======== INPUT DATA ========

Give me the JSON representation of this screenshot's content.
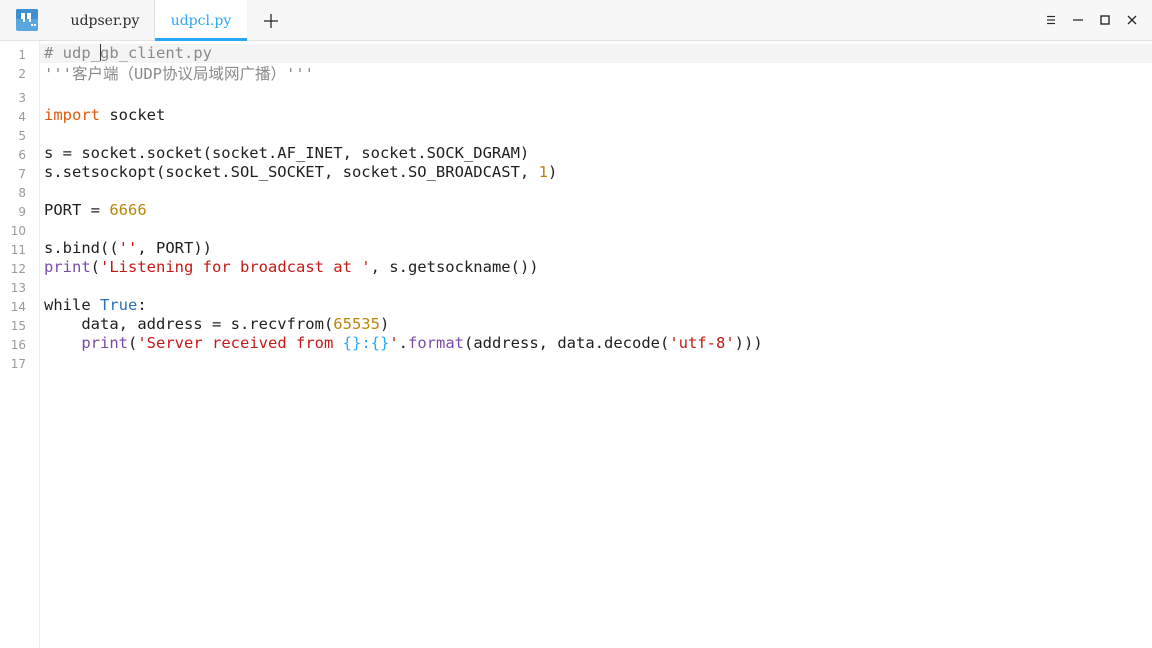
{
  "tabs": [
    {
      "label": "udpser.py",
      "active": false
    },
    {
      "label": "udpcl.py",
      "active": true
    }
  ],
  "icons": {
    "app": "editor-app-icon",
    "new_tab": "plus-icon",
    "menu": "hamburger-menu-icon",
    "minimize": "minimize-icon",
    "maximize": "maximize-icon",
    "close": "close-icon"
  },
  "colors": {
    "accent": "#2ca7f8"
  },
  "line_numbers": [
    "1",
    "2",
    "3",
    "4",
    "5",
    "6",
    "7",
    "8",
    "9",
    "10",
    "11",
    "12",
    "13",
    "14",
    "15",
    "16",
    "17"
  ],
  "code": {
    "l1a": "# udp_",
    "l1b": "gb_client.py",
    "l2": "'''客户端（UDP协议局域网广播）'''",
    "l4_kw": "import",
    "l4_rest": " socket",
    "l6": "s = socket.socket(socket.AF_INET, socket.SOCK_DGRAM)",
    "l7a": "s.setsockopt(socket.SOL_SOCKET, socket.SO_BROADCAST, ",
    "l7_num": "1",
    "l7b": ")",
    "l9a": "PORT = ",
    "l9_num": "6666",
    "l11a": "s.bind((",
    "l11_str": "''",
    "l11b": ", PORT))",
    "l12_fn": "print",
    "l12a": "(",
    "l12_str": "'Listening for broadcast at '",
    "l12b": ", s.getsockname())",
    "l14_kw": "while",
    "l14a": " ",
    "l14_bool": "True",
    "l14b": ":",
    "l15a": "    data, address = s.recvfrom(",
    "l15_num": "65535",
    "l15b": ")",
    "l16_indent": "    ",
    "l16_fn": "print",
    "l16a": "(",
    "l16_str1": "'Server received from ",
    "l16_fmt": "{}:{}",
    "l16_str2": "'",
    "l16b": ".",
    "l16_fn2": "format",
    "l16c": "(address, data.decode(",
    "l16_str3": "'utf-8'",
    "l16d": ")))"
  }
}
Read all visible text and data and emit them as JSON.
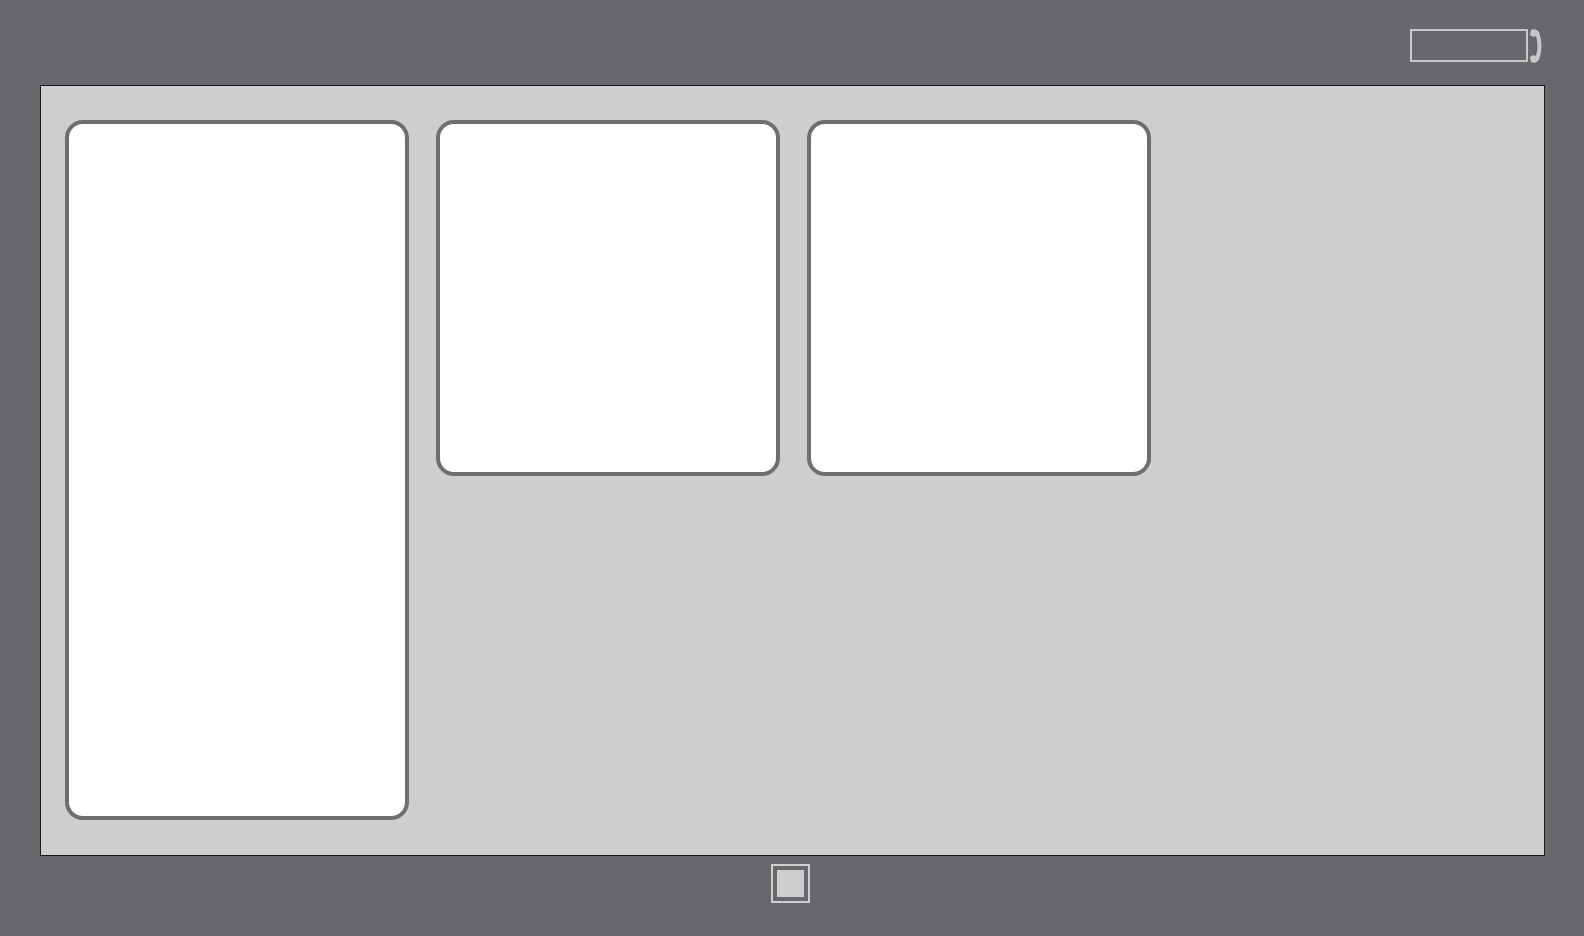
{
  "canvas": {
    "cards": [
      {
        "kind": "tall"
      },
      {
        "kind": "short"
      },
      {
        "kind": "short"
      }
    ]
  }
}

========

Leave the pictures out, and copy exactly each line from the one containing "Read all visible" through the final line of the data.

Read all visible text and data and emit them as JSON.
{
  "canvas": {
    "cards": [
      {
        "kind": "tall"
      },
      {
        "kind": "short"
      },
      {
        "kind": "short"
      }
    ]
  }
}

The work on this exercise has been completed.